* _What you will do_: Read the listing below and copy out every line that holds "true".
---------- Data to process ----------
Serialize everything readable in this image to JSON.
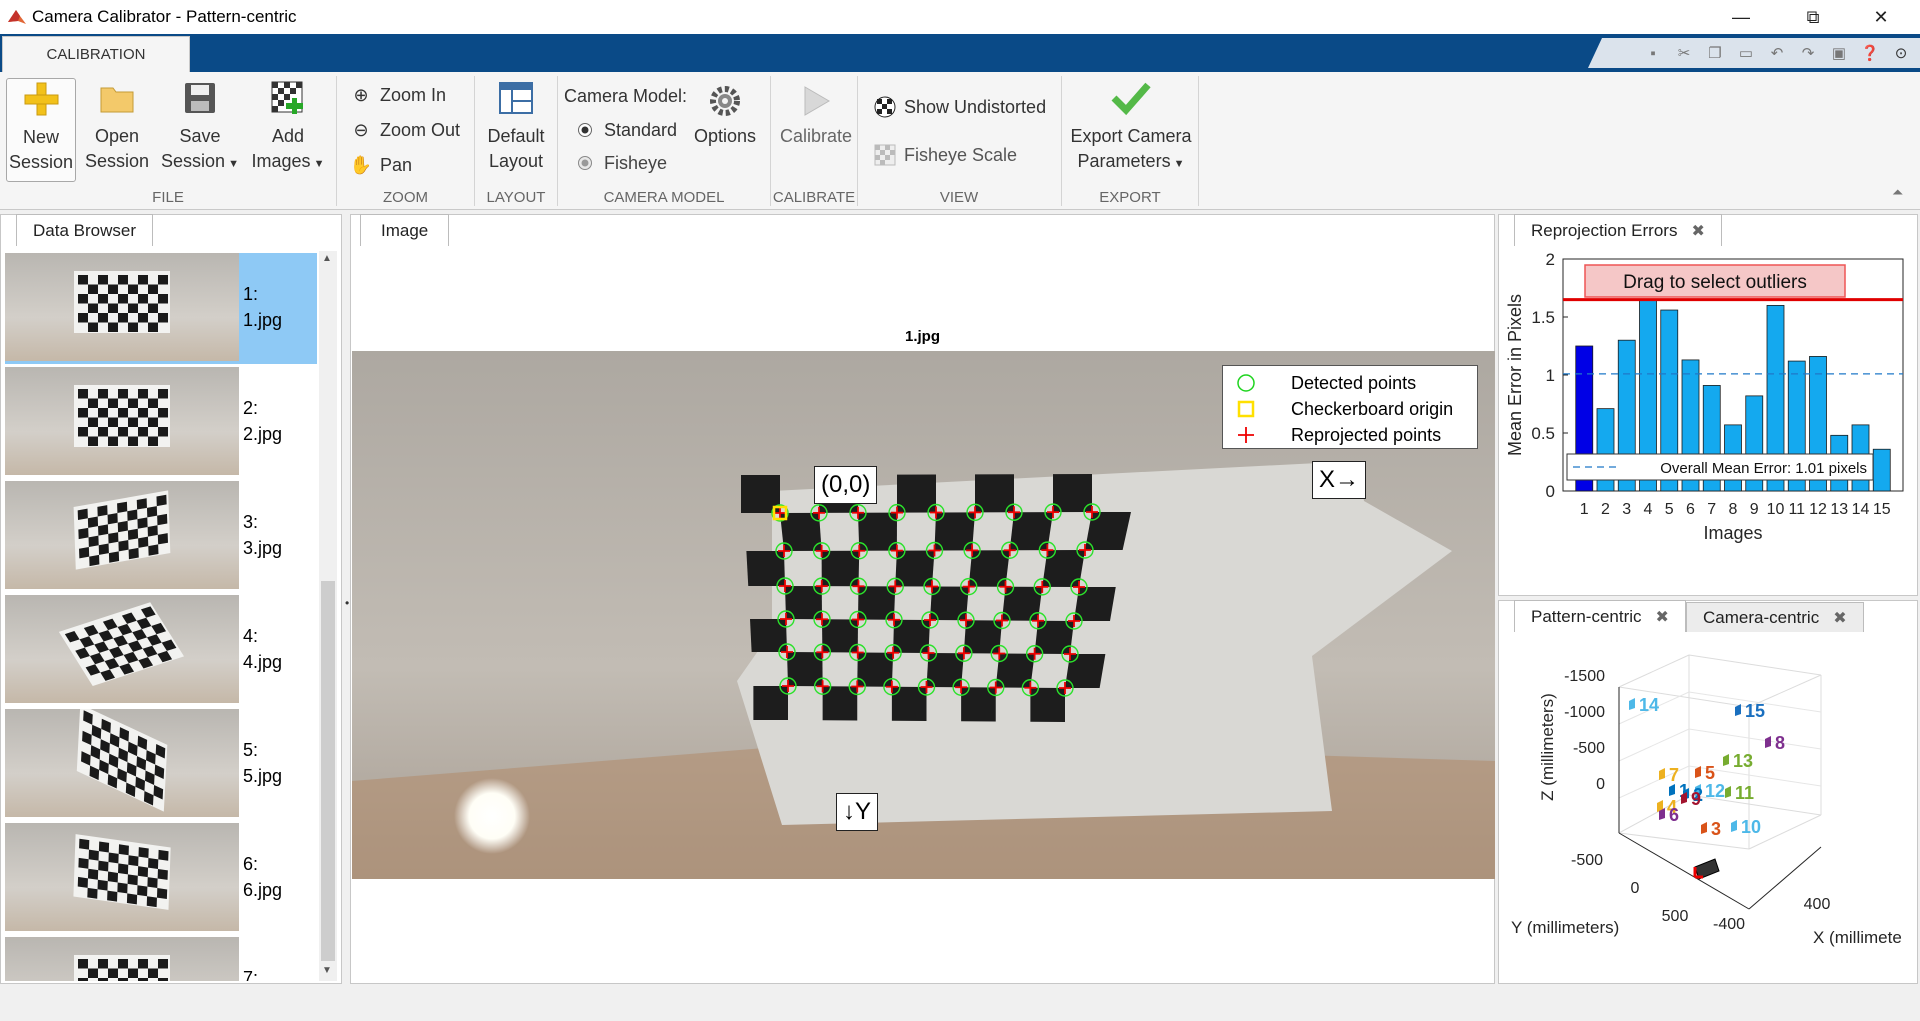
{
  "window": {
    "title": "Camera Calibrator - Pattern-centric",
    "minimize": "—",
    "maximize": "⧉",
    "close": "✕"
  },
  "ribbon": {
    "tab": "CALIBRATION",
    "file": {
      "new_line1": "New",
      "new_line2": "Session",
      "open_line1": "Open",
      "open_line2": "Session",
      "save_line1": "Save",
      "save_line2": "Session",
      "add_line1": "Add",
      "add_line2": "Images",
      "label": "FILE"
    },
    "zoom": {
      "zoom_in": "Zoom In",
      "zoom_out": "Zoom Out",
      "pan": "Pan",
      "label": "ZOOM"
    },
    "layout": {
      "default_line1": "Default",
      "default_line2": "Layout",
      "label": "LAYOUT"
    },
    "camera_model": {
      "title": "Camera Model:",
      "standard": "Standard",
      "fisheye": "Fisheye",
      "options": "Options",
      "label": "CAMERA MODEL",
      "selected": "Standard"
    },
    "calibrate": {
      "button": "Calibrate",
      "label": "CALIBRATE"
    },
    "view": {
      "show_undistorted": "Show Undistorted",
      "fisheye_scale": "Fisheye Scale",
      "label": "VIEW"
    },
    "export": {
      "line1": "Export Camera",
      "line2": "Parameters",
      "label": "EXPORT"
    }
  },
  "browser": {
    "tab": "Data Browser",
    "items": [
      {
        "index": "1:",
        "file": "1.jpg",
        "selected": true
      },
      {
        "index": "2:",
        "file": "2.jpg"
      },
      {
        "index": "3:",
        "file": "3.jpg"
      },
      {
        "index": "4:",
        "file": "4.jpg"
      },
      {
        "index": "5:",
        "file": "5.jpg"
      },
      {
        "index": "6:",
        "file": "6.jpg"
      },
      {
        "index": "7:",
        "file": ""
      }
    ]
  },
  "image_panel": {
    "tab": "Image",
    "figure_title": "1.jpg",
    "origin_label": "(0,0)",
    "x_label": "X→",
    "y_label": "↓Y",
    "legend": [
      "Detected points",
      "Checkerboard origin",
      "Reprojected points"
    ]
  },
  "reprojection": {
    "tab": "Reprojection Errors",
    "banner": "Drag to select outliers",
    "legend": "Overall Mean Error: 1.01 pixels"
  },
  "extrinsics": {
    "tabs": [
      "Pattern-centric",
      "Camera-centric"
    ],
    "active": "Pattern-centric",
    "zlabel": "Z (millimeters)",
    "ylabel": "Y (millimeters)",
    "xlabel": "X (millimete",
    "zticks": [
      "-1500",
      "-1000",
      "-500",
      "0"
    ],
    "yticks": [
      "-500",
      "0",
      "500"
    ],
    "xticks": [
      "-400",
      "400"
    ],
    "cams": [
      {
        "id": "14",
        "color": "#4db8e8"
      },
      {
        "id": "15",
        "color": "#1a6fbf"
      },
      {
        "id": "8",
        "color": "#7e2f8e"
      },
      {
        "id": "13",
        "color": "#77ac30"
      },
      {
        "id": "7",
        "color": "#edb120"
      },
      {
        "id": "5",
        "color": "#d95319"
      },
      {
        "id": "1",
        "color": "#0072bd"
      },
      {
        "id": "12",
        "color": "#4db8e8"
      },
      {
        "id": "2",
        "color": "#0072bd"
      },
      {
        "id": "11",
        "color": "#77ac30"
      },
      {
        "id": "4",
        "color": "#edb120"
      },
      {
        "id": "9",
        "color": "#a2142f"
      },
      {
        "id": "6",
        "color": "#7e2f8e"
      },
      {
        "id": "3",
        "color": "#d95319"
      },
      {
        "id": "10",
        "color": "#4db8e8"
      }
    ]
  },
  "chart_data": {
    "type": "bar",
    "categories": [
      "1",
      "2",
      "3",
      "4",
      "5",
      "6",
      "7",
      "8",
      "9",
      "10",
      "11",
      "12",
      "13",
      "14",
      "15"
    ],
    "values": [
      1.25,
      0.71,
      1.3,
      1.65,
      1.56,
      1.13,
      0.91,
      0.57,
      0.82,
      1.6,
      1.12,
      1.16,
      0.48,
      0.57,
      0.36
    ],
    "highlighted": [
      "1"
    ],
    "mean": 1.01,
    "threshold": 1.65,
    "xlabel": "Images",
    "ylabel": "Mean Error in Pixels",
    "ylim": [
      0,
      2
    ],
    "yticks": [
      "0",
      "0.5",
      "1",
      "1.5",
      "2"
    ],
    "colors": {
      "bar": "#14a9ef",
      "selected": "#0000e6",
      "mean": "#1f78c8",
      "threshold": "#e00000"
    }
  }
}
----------
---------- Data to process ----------
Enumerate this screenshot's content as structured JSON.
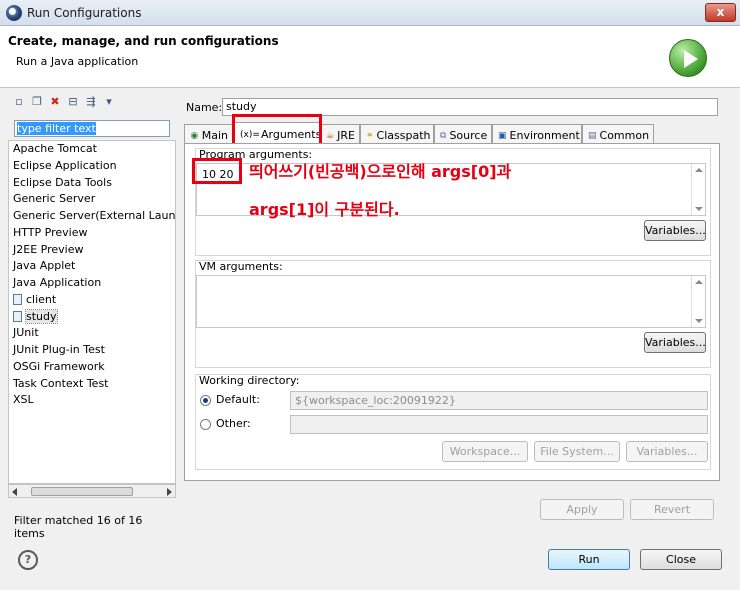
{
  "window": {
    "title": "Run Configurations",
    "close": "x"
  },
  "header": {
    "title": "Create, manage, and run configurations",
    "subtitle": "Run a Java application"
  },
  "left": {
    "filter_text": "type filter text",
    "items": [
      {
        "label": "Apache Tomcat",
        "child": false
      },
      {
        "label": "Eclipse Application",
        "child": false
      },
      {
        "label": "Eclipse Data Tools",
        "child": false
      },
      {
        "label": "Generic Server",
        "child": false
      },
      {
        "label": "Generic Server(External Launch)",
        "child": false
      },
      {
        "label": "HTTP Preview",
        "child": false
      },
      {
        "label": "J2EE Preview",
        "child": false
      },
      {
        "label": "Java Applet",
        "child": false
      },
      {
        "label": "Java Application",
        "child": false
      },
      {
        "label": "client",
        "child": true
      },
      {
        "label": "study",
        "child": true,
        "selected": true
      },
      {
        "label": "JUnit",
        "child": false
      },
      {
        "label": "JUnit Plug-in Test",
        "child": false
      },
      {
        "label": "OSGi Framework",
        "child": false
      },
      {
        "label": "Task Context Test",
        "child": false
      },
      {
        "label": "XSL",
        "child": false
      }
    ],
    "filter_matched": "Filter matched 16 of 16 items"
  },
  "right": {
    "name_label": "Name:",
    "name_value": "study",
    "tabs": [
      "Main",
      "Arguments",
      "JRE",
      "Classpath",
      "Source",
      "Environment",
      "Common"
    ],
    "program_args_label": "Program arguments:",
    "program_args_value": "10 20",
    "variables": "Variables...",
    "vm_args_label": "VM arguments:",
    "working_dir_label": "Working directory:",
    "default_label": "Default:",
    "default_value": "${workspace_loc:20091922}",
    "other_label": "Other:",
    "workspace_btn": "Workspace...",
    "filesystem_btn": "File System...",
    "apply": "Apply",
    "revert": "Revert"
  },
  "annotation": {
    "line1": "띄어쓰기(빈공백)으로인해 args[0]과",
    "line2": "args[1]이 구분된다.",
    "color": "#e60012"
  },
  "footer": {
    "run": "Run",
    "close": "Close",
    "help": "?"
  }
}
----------
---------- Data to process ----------
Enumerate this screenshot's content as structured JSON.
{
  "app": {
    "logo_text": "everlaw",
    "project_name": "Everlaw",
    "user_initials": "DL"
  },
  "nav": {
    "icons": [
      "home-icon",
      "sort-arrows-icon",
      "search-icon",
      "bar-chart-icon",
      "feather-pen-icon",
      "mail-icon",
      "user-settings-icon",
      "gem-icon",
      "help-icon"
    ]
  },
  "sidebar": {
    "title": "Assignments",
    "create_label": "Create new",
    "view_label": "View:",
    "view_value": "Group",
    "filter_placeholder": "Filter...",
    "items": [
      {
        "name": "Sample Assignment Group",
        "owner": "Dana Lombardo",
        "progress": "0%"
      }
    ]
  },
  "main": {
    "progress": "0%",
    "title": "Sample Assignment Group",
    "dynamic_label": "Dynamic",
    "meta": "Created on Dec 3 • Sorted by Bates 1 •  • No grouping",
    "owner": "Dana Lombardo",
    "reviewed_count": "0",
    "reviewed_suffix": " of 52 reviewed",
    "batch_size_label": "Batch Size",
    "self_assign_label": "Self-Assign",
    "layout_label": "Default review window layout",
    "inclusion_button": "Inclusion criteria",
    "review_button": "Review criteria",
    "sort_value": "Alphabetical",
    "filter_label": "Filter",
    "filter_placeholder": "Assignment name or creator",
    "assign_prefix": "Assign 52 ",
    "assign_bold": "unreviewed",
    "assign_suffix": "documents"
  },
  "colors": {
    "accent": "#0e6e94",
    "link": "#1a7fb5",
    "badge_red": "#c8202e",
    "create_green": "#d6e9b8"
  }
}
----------
* _Answer for the task_:
        "selected": true
        "child": true
        "child": true,
        "selected": true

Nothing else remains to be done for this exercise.